By AYANNA CLARKE
I can’t believe I’m about to say this but: I believe we do ourselves a disservice when we give ourselves a break each time we slip up.
I get the logic. Slipping up can happen to anyone; we’re only human and there are always other times. All true! However, in the area of repeated mistakes we rob ourselves of personal growth when we fail to be our own judge, jury and executioner.
Here is the general scenario: We err in an area, then make excuses for ourselves. If anyone else dares correct us, at our best we simply ignore them, but at our worst, well, I’m sure you get my point.
I’m not advocating living in condemnation or even publicly acknowledging each and every mistake, but a little personal reflection, acknowledgement and correction of any weakness goes a long way in helping us avoid future missteps in the things we do.
Maybe, Paul’s strict discipline of his flesh in 1 Corinthians 9:27 can be applied to every area of our lives, giving us the opportunity to make as few errors as possible.
As jury, consider the evidence around each mistake. Did you have enough information, were you even capable of making a better decision?
As judge, sentence yourself to the discipline of better choices, a better attitude and better acts of responsibility.

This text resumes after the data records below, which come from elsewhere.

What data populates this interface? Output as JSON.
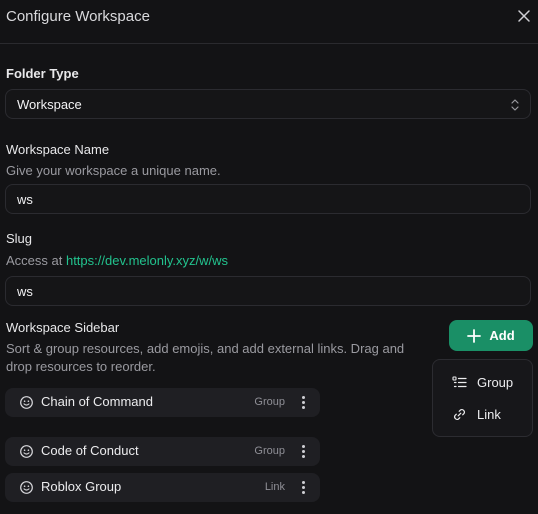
{
  "header": {
    "title": "Configure Workspace"
  },
  "folder_type": {
    "label": "Folder Type",
    "value": "Workspace"
  },
  "workspace_name": {
    "label": "Workspace Name",
    "description": "Give your workspace a unique name.",
    "value": "ws"
  },
  "slug": {
    "label": "Slug",
    "description_prefix": "Access at ",
    "url": "https://dev.melonly.xyz/w/ws",
    "value": "ws"
  },
  "sidebar": {
    "label": "Workspace Sidebar",
    "description": "Sort & group resources, add emojis, and add external links. Drag and drop resources to reorder.",
    "add_label": "Add",
    "menu": [
      {
        "label": "Group",
        "icon": "group-list-icon"
      },
      {
        "label": "Link",
        "icon": "link-icon"
      }
    ],
    "items": [
      {
        "name": "Chain of Command",
        "kind": "Group"
      },
      {
        "name": "Code of Conduct",
        "kind": "Group"
      },
      {
        "name": "Roblox Group",
        "kind": "Link"
      }
    ]
  },
  "colors": {
    "accent": "#1a8f66",
    "link": "#22c38e",
    "background": "#131315"
  }
}
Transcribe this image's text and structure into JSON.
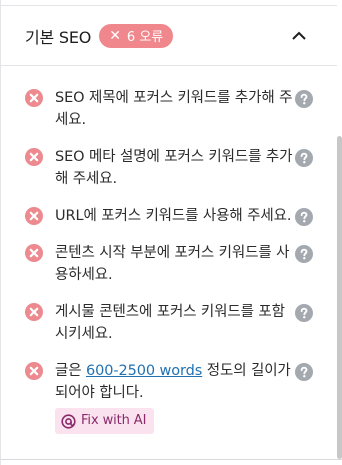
{
  "panel": {
    "title": "기본 SEO",
    "badge": {
      "icon": "close-icon",
      "label": "6 오류",
      "color": "#f0878c"
    },
    "collapse_icon": "chevron-up-icon"
  },
  "checks": [
    {
      "status": "error",
      "text": "SEO 제목에 포커스 키워드를 추가해 주세요."
    },
    {
      "status": "error",
      "text": "SEO 메타 설명에 포커스 키워드를 추가해 주세요."
    },
    {
      "status": "error",
      "text": "URL에 포커스 키워드를 사용해 주세요."
    },
    {
      "status": "error",
      "text": "콘텐츠 시작 부분에 포커스 키워드를 사용하세요."
    },
    {
      "status": "error",
      "text": "게시물 콘텐츠에 포커스 키워드를 포함시키세요."
    }
  ],
  "length_check": {
    "status": "error",
    "prefix": "글은 ",
    "link": "600-2500 words",
    "suffix": " 정도의 길이가 되어야 합니다.",
    "fix_button": "Fix with AI"
  },
  "colors": {
    "error": "#ec8a8f",
    "help": "#a4a9b0",
    "link": "#2271b1"
  }
}
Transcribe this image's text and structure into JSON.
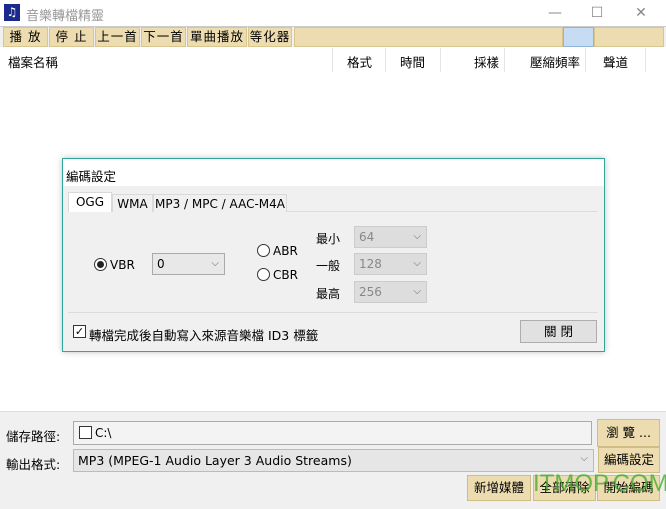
{
  "window": {
    "title": "音樂轉檔精靈",
    "icon": "music-note-icon",
    "minimize": "—",
    "maximize": "☐",
    "close": "✕"
  },
  "toolbar": {
    "buttons": [
      "播 放",
      "停 止",
      "上一首",
      "下一首",
      "單曲播放",
      "等化器"
    ]
  },
  "list": {
    "columns": [
      "檔案名稱",
      "格式",
      "時間",
      "採樣",
      "壓縮頻率",
      "聲道"
    ]
  },
  "bottom": {
    "save_path_label": "儲存路徑:",
    "save_path_value": "C:\\",
    "browse_button": "瀏 覽 ...",
    "output_format_label": "輸出格式:",
    "output_format_value": "MP3  (MPEG-1 Audio Layer 3 Audio Streams)",
    "encode_settings_button": "編碼設定",
    "add_media_button": "新增媒體",
    "clear_all_button": "全部清除",
    "start_encode_button": "開始編碼"
  },
  "dialog": {
    "title": "編碼設定",
    "tabs": [
      "OGG",
      "WMA",
      "MP3 / MPC / AAC-M4A"
    ],
    "active_tab": "OGG",
    "vbr_label": "VBR",
    "vbr_selected": true,
    "vbr_value": "0",
    "abr_label": "ABR",
    "cbr_label": "CBR",
    "min_label": "最小",
    "min_value": "64",
    "normal_label": "一般",
    "normal_value": "128",
    "max_label": "最高",
    "max_value": "256",
    "id3_checkbox_label": "轉檔完成後自動寫入來源音樂檔 ID3 標籤",
    "id3_checked": true,
    "close_button": "關 閉"
  },
  "watermark": "ITMOP.COM",
  "colors": {
    "toolbar": "#ecdcaf",
    "dialog_border": "#2fa89a",
    "toolbar_highlight": "#c5dcf2"
  }
}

As executioner, cut out the offensive behaviour once and for all, giving yourself room to grow. Honesty is the hallmark of true character. Perhaps we repeat errors because we have failed to be honest with the one person who truly matters in this area – ourselves.
If you find yourself a bit weak in the area of self judgement, there is an alternative.
Picture this: a Saturday evening praise team rehearsal. Team seated, musicians ready when I make the announcement, “Tell me what I need to do to be better.”
It’s never easy to hear from others how we can be better. In fact, I guarantee this request is seldom even heard. But people striving to reduce mistakes can’t do it by themselves. We must be willing to hear how we can become more effective, and less apt to err or screw things up.
Our thought then: Never be afraid to seek help. Those who do emerge from the objective scrutiny of honest opinions better for the experience; teaching that we can use criticism to our advantage.
I’m sure you’ve heard about Moses, the great deliverer of God’s people. Did you that at one point he was failing? He made the mistake of believing that he could judge the Israelites – thousands of people – all by himself. Moses and the people ended up being exhausted. After watching this, Jethro could not sit by. He gave Moses the wisdom he needed in order to become a better leader. Thankfully, Moses’ father-in-law was able to help him correct the blunder before he did further damage. Jethro becomes the hero for offering his advice, but the thing is Moses actually took the guidance.
Sadly, many of us will find ourselves repeating the same slip-ups and our potential greatness short circuited because we refuse to hear what we do wrong.
Taking advice requires two things:
• Being vulnerable and open to the information
• Being humble enough to put the advice into practice
I’m not saying to listen to every opinion, after all (and I’ve learned this lesson the hard way) not everyone has your best interest at heart. I feel you on this much more than I’m willing to share. But if you can hear and apply wisdom from someone you can trust who has actually been where you are, you can scratch this flop off your list and move onto eliminating another.
God bless you this week.